But, suddenly, a new player has appeared on the field, offering a different playbook.
A special state commission on redistricting reform has released its recommendations, based on the yield from an energetic listening tour that gathered input from more than 1,400 Pennsylvanians.
If you haven’t heard yet about this exemplary report, you’re excused. For some reason, the governor’s office dropped it into the dead zone of Labor Day weekend.
But this proposal by a bipartisan 13-member panel (chaired by David Thornburgh, CEO of the Committee of Seventy) has multiple virtues:
Through nine hearings held around the state, along with an online survey and comment portal, the commission modeled the kind of inclusive outreach that it thinks should inform the next round of redistricting in 2021. Such outreach improves outcome, as well as public trust in it.
The listening tour made clear how much Pennsylvanians hate gerrymandering and its works – and how much they agree on which values should guide mapmaking: respect for one-person-one vote, for compactness, and for county and municipal borders. Also, no respect for partisan gain.
The commission’s proposal for how to put those goals into practice is ingenious. It lets lawmakers keep some skin in the redistricting game but limits the mischief they can do.

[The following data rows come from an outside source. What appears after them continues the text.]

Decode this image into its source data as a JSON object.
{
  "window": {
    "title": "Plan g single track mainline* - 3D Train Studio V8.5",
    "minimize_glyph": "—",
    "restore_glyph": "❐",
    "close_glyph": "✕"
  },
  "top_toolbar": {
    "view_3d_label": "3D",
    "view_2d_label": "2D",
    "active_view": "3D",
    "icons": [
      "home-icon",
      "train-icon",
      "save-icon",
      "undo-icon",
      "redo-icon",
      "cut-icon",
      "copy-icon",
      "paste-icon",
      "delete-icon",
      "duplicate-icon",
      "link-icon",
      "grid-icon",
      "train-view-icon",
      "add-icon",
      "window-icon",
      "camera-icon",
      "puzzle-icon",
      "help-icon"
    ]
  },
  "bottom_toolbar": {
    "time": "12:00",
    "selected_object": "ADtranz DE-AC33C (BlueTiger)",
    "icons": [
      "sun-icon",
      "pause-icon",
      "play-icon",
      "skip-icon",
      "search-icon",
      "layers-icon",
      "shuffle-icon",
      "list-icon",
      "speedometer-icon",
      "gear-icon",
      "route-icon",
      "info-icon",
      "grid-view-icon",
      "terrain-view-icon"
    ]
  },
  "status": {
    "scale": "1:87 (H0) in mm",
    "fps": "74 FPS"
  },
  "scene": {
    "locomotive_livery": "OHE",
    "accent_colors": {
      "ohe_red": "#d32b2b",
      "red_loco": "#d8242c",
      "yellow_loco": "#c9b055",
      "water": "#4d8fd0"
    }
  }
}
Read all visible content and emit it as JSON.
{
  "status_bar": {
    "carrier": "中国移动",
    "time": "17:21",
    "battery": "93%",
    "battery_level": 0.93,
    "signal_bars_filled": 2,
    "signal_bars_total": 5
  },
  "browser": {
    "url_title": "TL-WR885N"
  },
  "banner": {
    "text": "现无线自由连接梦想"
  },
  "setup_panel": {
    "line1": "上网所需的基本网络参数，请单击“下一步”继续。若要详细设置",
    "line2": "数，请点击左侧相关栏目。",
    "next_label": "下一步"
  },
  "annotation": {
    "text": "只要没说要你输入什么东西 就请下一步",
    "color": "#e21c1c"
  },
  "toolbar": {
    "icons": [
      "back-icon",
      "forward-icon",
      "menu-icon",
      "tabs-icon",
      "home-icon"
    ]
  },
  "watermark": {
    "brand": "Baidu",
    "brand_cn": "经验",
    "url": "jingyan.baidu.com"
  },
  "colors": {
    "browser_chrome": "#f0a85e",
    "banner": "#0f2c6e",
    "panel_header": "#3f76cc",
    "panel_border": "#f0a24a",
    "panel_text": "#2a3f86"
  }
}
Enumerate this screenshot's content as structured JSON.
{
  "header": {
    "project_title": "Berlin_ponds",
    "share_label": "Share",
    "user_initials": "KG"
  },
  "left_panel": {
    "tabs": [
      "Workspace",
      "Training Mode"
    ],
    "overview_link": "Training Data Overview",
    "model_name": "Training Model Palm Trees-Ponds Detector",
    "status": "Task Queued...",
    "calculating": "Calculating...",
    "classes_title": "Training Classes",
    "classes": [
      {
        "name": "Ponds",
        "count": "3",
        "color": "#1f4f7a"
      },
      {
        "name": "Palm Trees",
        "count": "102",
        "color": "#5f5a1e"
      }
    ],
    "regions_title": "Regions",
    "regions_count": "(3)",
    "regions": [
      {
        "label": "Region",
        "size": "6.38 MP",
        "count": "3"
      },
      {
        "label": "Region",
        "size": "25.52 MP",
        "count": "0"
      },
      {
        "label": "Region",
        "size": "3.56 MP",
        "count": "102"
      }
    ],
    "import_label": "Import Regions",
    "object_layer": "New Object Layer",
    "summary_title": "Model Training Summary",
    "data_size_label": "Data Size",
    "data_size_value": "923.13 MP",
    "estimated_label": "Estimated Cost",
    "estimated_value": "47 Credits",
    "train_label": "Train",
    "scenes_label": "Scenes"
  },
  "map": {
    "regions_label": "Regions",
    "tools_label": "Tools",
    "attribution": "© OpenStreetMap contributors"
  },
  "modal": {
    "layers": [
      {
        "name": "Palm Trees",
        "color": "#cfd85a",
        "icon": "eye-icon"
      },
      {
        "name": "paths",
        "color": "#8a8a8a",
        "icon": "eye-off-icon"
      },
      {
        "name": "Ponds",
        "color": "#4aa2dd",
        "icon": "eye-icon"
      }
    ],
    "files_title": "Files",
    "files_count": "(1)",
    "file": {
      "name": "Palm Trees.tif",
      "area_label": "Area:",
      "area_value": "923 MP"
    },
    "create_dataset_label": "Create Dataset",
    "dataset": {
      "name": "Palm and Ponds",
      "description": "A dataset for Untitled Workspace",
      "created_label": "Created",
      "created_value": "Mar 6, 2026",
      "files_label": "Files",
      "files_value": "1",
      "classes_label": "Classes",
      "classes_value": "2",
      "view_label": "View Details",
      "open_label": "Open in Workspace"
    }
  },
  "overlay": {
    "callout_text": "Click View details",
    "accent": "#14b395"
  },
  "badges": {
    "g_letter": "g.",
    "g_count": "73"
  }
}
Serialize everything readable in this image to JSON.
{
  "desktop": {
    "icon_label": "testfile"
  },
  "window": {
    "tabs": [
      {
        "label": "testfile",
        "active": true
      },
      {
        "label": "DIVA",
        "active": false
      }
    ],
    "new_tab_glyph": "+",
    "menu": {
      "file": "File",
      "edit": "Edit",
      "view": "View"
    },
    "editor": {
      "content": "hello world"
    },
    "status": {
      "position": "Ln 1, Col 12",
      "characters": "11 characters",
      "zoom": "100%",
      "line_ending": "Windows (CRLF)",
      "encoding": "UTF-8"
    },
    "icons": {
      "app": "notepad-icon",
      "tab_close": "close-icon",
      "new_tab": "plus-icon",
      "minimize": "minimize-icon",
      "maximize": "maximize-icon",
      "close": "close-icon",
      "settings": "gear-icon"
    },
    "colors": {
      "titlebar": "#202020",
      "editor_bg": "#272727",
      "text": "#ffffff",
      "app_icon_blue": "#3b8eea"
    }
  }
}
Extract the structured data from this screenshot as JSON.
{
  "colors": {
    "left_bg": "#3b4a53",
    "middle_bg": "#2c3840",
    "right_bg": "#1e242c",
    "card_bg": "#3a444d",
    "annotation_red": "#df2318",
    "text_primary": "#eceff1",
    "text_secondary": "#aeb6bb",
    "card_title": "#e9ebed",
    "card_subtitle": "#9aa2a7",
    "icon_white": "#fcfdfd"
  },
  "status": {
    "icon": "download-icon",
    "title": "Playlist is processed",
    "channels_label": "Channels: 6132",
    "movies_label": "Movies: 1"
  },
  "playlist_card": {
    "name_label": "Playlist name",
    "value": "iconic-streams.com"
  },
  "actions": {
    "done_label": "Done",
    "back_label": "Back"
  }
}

Many reformers cast envious eyes at California, where a fully empowered independent citizens commission, rigorously vetted for partisan bias, draws election maps. But maybe you’ve noticed: Pennsylvania is not California.
Just because you taste a fabulous cabernet in Napa Valley, that doesn’t mean you can simply declare: I’m going to make the same wine in Dauphin County. The terrain and climate are completely different. You need to figure out how to make a fine wine from Pennsylvania soil.
Here’s one crucial difference between Left Coast and Keystone State: California has initiative and referendum; we do not.
Here, unlike there, voters can’t enact by themselves a big change that incumbents fear or dislike. Here, any redistricting reform has to be approved by the very same lawmakers whose lives will be changed by it. That doesn’t mean reform is impossible, just harder, requiring a willingness not to let the perfect be the enemy of the good.
Accordingly, the Thornburgh report does propose an 11-member citizens commission. But it offers Harrisburg’s potentates some say in who is on it – with guardrails preventing them from packing the panel with hacks. The commission's job would be to generate proposed maps, then choose three to be sent along to the General Assembly. The legislature would have some reasonable deadline (say, a month) to pick one of the three (no fiddling with the lines, no whining).
If the pols couldn’t get their act together, the power would flow back to the commission, which would pick one of the three. It’s basically the same trick savvy parents use to get their kindergartener dressed for school in the morning. Don’t ask: What do you want to wear? Say: Here’s your green shirt, your red one and the blue. Pick one.
Under this plan, lawmakers still get input and a choice, but it’s a managed choice, where every one of the options would be far better than what the pols would produce if left to their own devices.
(The commission idea could also work for state legislative maps, but differently. The panel’s group of maps would go to the constitutionally mandated Legislative Reform Commission, and could only be advisory. Absent a change in the state Constitution – which can’t happen in time for 2021 – the LRC has final say over state maps.)
As for innovation, the report strongly urges the state to leap into the digital age, giving citizens tools to draw and submit maps as testimony, to testify remotely at hearings and so on. It also recommends using an innovation called ranked-choice voting to winnow the pool of maps to the three to be sent to the legislature.
If a bill incorporating the Thornburgh plan’s sound thinking were enacted, Pennsylvania would be transformed overnight from a repeat victim of the gerrymander into a shining exemplar of smart reform.
The report deserves your attention – and a vote in the General Assembly.